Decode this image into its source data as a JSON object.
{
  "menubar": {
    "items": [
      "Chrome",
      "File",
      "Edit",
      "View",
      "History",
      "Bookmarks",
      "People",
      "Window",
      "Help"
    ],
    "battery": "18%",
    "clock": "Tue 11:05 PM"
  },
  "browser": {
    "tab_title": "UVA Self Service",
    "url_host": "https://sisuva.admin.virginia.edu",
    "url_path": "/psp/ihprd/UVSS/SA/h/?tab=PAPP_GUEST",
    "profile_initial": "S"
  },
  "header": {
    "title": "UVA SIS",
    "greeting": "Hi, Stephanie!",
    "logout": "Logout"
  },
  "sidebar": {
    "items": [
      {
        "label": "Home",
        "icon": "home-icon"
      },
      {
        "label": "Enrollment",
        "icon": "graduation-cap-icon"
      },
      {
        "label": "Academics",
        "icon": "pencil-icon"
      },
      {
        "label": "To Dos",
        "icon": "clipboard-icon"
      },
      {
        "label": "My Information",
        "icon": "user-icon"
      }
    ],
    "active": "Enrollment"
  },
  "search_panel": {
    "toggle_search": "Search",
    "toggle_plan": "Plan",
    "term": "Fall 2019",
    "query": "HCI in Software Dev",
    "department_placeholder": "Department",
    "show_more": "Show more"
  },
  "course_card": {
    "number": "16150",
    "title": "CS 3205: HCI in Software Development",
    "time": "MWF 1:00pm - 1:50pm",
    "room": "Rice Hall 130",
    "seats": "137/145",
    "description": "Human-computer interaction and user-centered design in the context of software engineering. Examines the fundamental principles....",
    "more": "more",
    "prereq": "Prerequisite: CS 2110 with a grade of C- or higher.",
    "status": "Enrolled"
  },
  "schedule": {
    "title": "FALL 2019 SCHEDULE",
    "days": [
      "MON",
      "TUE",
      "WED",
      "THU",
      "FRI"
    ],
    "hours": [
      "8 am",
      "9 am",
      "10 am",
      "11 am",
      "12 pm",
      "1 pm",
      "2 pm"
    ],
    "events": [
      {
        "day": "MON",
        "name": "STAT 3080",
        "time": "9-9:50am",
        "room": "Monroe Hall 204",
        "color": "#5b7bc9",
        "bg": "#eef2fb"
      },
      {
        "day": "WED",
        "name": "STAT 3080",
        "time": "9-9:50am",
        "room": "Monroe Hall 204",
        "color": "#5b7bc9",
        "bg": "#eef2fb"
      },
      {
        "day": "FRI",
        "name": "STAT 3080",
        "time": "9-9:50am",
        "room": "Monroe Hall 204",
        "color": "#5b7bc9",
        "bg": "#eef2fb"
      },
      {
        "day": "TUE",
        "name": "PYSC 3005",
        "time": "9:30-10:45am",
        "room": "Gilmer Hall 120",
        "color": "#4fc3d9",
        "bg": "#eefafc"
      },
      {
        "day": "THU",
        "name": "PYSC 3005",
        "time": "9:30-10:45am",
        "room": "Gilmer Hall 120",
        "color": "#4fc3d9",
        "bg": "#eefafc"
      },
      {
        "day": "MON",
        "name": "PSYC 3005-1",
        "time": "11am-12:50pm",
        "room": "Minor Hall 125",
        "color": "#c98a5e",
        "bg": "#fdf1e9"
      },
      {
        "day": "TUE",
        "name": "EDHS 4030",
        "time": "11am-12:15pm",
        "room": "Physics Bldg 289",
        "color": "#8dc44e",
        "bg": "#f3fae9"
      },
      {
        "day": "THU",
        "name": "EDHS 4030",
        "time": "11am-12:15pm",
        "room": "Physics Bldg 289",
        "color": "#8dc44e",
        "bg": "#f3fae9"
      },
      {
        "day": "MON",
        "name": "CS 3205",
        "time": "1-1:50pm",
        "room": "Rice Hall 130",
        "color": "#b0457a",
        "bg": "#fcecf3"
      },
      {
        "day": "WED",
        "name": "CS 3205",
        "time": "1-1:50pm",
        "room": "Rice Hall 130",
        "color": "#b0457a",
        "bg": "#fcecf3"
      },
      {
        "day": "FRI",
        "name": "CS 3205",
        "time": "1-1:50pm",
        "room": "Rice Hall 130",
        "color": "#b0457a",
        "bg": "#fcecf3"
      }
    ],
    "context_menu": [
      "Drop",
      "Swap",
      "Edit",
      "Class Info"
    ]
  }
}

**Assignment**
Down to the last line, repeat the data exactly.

**Reply**
Decode this image into its source data as a JSON object.
{
  "menubar": {
    "items": [
      "Chrome",
      "File",
      "Edit",
      "View",
      "History",
      "Bookmarks",
      "People",
      "Window",
      "Help"
    ],
    "battery": "18%",
    "clock": "Tue 11:05 PM"
  },
  "browser": {
    "tab_title": "UVA Self Service",
    "url_host": "https://sisuva.admin.virginia.edu",
    "url_path": "/psp/ihprd/UVSS/SA/h/?tab=PAPP_GUEST",
    "profile_initial": "S"
  },
  "header": {
    "title": "UVA SIS",
    "greeting": "Hi, Stephanie!",
    "logout": "Logout"
  },
  "sidebar": {
    "items": [
      {
        "label": "Home",
        "icon": "home-icon"
      },
      {
        "label": "Enrollment",
        "icon": "graduation-cap-icon"
      },
      {
        "label": "Academics",
        "icon": "pencil-icon"
      },
      {
        "label": "To Dos",
        "icon": "clipboard-icon"
      },
      {
        "label": "My Information",
        "icon": "user-icon"
      }
    ],
    "active": "Enrollment"
  },
  "search_panel": {
    "toggle_search": "Search",
    "toggle_plan": "Plan",
    "term": "Fall 2019",
    "query": "HCI in Software Dev",
    "department_placeholder": "Department",
    "show_more": "Show more"
  },
  "course_card": {
    "number": "16150",
    "title": "CS 3205: HCI in Software Development",
    "time": "MWF 1:00pm - 1:50pm",
    "room": "Rice Hall 130",
    "seats": "137/145",
    "description": "Human-computer interaction and user-centered design in the context of software engineering. Examines the fundamental principles....",
    "more": "more",
    "prereq": "Prerequisite: CS 2110 with a grade of C- or higher.",
    "status": "Enrolled"
  },
  "schedule": {
    "title": "FALL 2019 SCHEDULE",
    "days": [
      "MON",
      "TUE",
      "WED",
      "THU",
      "FRI"
    ],
    "hours": [
      "8 am",
      "9 am",
      "10 am",
      "11 am",
      "12 pm",
      "1 pm",
      "2 pm"
    ],
    "events": [
      {
        "day": "MON",
        "name": "STAT 3080",
        "time": "9-9:50am",
        "room": "Monroe Hall 204",
        "color": "#5b7bc9",
        "bg": "#eef2fb"
      },
      {
        "day": "WED",
        "name": "STAT 3080",
        "time": "9-9:50am",
        "room": "Monroe Hall 204",
        "color": "#5b7bc9",
        "bg": "#eef2fb"
      },
      {
        "day": "FRI",
        "name": "STAT 3080",
        "time": "9-9:50am",
        "room": "Monroe Hall 204",
        "color": "#5b7bc9",
        "bg": "#eef2fb"
      },
      {
        "day": "TUE",
        "name": "PYSC 3005",
        "time": "9:30-10:45am",
        "room": "Gilmer Hall 120",
        "color": "#4fc3d9",
        "bg": "#eefafc"
      },
      {
        "day": "THU",
        "name": "PYSC 3005",
        "time": "9:30-10:45am",
        "room": "Gilmer Hall 120",
        "color": "#4fc3d9",
        "bg": "#eefafc"
      },
      {
        "day": "MON",
        "name": "PSYC 3005-1",
        "time": "11am-12:50pm",
        "room": "Minor Hall 125",
        "color": "#c98a5e",
        "bg": "#fdf1e9"
      },
      {
        "day": "TUE",
        "name": "EDHS 4030",
        "time": "11am-12:15pm",
        "room": "Physics Bldg 289",
        "color": "#8dc44e",
        "bg": "#f3fae9"
      },
      {
        "day": "THU",
        "name": "EDHS 4030",
        "time": "11am-12:15pm",
        "room": "Physics Bldg 289",
        "color": "#8dc44e",
        "bg": "#f3fae9"
      },
      {
        "day": "MON",
        "name": "CS 3205",
        "time": "1-1:50pm",
        "room": "Rice Hall 130",
        "color": "#b0457a",
        "bg": "#fcecf3"
      },
      {
        "day": "WED",
        "name": "CS 3205",
        "time": "1-1:50pm",
        "room": "Rice Hall 130",
        "color": "#b0457a",
        "bg": "#fcecf3"
      },
      {
        "day": "FRI",
        "name": "CS 3205",
        "time": "1-1:50pm",
        "room": "Rice Hall 130",
        "color": "#b0457a",
        "bg": "#fcecf3"
      }
    ],
    "context_menu": [
      "Drop",
      "Swap",
      "Edit",
      "Class Info"
    ]
  }
}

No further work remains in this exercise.